> ABOUT THIS EXERCISE
Below are the records; collect from them each line containing the string "with".

Dataset rows for apps and sites:
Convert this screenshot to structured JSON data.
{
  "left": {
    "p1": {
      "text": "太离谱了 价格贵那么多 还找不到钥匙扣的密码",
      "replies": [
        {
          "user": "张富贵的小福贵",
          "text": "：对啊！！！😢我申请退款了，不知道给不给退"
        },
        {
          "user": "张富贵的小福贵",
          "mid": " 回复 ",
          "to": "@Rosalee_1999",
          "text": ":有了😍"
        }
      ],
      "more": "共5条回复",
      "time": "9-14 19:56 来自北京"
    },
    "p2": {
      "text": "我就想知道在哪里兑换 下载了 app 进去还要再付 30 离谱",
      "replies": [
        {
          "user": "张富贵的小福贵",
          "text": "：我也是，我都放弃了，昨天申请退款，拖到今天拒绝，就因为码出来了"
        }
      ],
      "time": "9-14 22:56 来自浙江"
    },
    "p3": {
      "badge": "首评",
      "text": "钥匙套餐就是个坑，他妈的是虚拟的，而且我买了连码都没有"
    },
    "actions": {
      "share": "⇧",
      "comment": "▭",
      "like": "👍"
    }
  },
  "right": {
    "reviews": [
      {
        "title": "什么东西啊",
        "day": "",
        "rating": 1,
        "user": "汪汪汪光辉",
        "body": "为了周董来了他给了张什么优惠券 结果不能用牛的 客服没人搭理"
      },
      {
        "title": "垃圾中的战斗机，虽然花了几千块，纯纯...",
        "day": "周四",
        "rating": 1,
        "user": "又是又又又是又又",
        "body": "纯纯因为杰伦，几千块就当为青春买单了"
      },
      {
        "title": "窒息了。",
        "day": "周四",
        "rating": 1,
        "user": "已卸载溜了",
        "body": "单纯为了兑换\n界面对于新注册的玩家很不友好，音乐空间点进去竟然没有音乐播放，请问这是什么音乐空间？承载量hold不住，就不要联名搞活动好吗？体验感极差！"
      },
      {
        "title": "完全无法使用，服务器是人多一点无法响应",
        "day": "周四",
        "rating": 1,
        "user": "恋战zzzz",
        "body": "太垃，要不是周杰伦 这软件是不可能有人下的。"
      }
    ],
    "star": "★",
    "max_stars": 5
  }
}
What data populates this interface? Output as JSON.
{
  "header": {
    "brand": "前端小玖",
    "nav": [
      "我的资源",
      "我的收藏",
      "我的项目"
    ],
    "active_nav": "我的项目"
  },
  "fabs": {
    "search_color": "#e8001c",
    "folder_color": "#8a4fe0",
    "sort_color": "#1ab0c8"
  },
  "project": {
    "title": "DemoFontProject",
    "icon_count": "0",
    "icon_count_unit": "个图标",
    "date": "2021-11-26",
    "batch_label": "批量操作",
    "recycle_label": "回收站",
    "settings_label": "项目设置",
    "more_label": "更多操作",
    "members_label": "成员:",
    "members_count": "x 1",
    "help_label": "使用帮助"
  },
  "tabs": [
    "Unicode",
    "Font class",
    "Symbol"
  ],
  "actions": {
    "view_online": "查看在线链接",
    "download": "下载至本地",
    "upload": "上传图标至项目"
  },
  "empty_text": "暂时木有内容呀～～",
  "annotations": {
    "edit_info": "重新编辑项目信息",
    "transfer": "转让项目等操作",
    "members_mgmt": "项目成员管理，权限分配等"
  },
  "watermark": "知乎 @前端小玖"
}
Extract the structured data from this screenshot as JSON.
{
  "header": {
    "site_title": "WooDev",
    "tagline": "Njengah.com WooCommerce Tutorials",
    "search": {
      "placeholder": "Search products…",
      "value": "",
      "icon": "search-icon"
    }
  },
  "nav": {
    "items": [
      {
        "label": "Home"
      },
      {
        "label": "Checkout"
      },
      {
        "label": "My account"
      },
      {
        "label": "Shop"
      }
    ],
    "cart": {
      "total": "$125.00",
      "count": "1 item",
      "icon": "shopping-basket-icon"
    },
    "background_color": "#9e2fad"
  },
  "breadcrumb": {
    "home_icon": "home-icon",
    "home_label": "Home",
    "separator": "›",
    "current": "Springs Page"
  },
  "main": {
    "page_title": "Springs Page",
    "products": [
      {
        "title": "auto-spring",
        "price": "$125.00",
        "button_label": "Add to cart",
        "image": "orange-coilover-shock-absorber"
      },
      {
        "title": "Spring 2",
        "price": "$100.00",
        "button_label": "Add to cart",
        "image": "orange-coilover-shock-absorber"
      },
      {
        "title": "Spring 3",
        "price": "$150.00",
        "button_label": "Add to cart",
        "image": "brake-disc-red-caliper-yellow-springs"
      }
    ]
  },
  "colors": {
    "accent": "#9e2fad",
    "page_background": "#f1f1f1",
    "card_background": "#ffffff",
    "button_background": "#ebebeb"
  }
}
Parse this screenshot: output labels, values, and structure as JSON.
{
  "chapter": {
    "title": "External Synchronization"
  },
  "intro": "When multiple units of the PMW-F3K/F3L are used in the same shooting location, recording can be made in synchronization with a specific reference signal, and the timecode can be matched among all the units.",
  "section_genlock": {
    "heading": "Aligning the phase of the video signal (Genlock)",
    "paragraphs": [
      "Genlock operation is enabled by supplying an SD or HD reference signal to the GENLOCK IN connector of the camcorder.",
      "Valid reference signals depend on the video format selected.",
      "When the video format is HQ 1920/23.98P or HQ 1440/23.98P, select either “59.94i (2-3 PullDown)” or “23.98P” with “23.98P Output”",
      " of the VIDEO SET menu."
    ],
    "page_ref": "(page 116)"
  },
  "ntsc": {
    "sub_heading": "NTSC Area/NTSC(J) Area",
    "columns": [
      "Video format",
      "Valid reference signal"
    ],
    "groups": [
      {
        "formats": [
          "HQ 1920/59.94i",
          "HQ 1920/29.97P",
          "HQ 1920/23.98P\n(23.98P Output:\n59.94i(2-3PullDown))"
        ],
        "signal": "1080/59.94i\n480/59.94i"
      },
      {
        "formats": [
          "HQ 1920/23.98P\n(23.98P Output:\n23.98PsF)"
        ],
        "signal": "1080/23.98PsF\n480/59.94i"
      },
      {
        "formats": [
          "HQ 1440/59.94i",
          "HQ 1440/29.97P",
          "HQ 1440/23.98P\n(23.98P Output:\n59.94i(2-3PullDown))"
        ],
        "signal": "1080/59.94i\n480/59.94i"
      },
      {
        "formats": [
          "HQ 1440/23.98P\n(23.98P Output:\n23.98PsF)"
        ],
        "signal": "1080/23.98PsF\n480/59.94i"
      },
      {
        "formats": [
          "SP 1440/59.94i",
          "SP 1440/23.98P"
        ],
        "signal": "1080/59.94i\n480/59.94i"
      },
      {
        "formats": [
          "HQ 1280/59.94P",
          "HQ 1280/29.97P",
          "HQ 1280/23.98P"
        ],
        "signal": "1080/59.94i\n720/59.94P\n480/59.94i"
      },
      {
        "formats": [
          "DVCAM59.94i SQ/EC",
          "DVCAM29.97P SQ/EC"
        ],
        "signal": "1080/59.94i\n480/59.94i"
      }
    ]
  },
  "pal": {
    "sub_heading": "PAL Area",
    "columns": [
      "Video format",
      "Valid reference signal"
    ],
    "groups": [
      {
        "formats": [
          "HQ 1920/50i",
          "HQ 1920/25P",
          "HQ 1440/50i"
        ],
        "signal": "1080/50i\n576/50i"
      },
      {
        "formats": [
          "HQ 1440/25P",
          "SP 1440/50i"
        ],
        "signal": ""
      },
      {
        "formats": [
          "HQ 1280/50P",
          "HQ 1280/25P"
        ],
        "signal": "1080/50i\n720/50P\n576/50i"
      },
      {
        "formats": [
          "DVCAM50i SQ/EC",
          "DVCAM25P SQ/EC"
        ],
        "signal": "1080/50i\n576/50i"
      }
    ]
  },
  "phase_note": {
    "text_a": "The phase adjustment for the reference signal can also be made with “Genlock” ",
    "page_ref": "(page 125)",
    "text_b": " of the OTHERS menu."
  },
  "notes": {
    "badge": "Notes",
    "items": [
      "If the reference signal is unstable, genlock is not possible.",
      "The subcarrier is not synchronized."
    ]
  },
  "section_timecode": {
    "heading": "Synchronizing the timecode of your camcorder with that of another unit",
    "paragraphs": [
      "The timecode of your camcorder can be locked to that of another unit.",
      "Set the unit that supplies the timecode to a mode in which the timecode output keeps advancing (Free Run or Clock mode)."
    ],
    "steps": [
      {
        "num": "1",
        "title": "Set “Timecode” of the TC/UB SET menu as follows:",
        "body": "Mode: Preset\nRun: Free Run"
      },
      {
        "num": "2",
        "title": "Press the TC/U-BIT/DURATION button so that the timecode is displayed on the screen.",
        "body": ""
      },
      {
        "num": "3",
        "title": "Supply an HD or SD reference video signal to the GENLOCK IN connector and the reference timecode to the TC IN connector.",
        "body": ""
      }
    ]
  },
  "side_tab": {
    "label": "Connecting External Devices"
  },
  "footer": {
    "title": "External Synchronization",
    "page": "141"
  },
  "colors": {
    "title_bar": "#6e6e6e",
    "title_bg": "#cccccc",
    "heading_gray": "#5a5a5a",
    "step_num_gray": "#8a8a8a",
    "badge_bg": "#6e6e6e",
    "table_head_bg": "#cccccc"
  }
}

> EXERCISE RESPONSE
  "intro": "When multiple units of the PMW-F3K/F3L are used in the same shooting location, recording can be made in synchronization with a specific reference signal, and the timecode can be matched among all the units.",
      "When the video format is HQ 1920/23.98P or HQ 1440/23.98P, select either “59.94i (2-3 PullDown)” or “23.98P” with “23.98P Output”",
    "text_a": "The phase adjustment for the reference signal can also be made with “Genlock” ",
    "heading": "Synchronizing the timecode of your camcorder with that of another unit",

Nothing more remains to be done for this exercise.